- Exercise instructions -
Please work out how many lines in the material contain "JSON" and give only that figure.

- Material to process -

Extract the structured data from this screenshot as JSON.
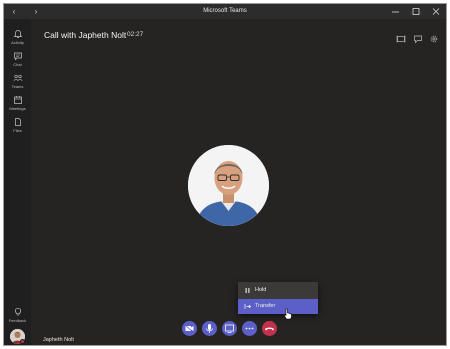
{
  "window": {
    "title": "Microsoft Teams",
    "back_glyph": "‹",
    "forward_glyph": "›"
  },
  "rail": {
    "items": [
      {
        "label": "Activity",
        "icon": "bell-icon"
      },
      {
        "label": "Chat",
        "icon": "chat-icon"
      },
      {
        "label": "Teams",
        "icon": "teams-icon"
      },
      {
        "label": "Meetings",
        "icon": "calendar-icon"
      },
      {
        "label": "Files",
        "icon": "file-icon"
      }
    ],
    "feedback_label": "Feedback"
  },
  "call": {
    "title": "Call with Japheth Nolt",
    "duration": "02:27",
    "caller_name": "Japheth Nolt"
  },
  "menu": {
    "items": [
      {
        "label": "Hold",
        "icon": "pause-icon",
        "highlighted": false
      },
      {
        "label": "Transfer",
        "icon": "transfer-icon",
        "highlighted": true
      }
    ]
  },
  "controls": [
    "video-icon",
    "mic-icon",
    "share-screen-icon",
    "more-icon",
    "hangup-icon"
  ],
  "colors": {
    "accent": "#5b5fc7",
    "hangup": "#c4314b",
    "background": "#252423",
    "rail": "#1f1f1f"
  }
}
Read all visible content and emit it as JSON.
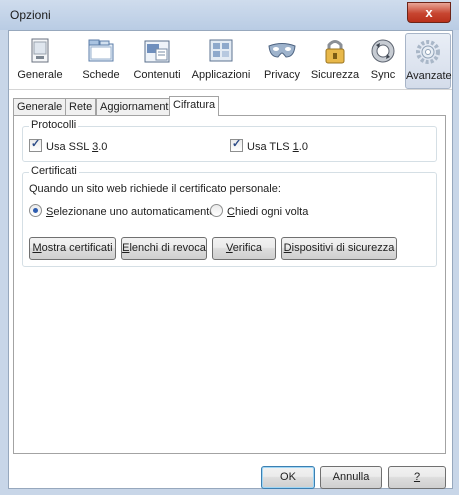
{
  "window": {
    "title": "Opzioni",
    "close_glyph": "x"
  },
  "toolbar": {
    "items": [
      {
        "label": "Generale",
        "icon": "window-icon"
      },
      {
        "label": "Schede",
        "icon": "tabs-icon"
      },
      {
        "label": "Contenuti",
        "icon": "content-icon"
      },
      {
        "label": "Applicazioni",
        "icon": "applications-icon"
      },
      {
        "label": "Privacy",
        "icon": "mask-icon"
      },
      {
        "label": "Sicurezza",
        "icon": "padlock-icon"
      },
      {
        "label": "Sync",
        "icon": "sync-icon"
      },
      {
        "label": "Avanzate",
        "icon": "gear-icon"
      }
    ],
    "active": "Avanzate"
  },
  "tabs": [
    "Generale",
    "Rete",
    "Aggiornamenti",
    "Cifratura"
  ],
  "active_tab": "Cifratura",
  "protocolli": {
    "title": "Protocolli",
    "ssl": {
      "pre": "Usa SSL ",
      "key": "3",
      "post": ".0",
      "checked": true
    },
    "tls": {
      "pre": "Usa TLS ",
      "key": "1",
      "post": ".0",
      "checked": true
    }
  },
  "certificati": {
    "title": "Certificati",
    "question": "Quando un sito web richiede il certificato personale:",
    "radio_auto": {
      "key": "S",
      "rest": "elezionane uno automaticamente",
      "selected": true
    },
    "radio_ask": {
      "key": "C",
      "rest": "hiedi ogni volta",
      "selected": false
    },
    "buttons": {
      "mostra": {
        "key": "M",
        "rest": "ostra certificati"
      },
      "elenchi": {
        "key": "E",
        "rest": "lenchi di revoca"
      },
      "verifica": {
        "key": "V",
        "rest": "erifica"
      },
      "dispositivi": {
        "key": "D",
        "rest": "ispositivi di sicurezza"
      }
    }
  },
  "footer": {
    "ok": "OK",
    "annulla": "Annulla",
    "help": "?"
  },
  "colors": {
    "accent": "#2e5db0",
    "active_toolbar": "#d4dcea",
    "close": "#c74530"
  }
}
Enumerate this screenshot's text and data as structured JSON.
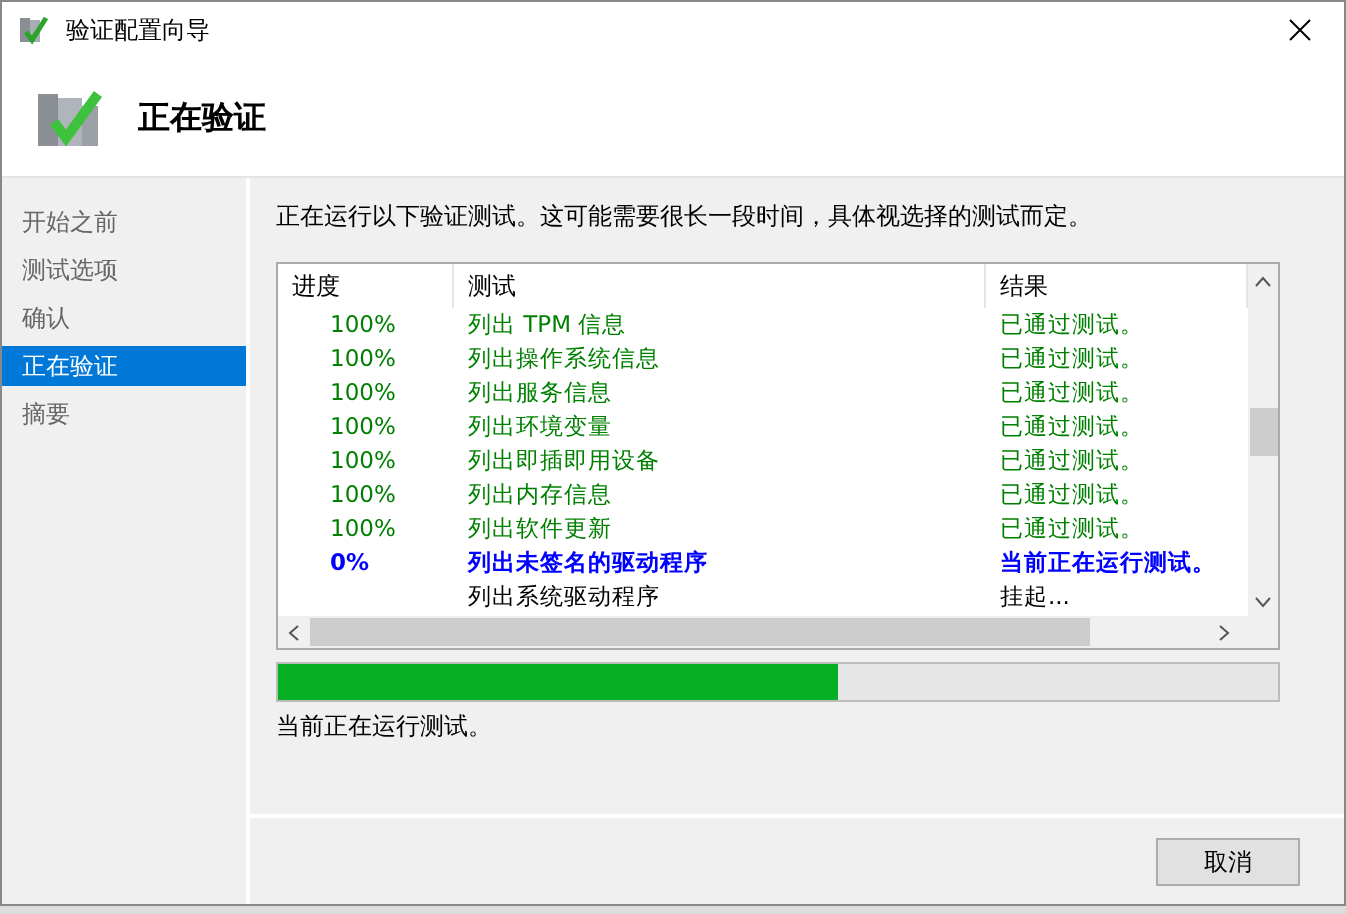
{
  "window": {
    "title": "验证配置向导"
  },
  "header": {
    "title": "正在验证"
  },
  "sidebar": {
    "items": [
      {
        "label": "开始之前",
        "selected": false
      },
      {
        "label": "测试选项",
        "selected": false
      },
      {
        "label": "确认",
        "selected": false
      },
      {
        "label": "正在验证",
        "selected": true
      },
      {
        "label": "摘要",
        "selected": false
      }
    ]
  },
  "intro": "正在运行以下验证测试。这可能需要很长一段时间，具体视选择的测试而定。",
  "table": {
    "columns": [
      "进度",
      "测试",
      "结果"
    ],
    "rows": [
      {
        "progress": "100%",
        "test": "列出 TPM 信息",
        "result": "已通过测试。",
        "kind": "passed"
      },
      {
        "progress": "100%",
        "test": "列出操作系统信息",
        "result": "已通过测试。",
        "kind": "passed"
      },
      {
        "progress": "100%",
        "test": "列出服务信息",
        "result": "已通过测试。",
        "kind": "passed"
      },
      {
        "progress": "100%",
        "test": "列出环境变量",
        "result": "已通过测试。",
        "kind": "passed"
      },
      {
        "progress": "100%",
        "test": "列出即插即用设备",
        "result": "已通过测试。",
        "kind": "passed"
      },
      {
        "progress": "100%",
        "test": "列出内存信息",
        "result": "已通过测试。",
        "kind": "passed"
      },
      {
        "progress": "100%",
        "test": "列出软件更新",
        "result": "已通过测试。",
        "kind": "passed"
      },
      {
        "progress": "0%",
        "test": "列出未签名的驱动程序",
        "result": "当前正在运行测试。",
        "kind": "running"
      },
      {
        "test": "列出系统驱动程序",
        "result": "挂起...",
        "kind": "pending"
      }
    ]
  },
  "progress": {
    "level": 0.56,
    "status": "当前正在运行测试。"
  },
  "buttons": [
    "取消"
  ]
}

- Result for this task -
3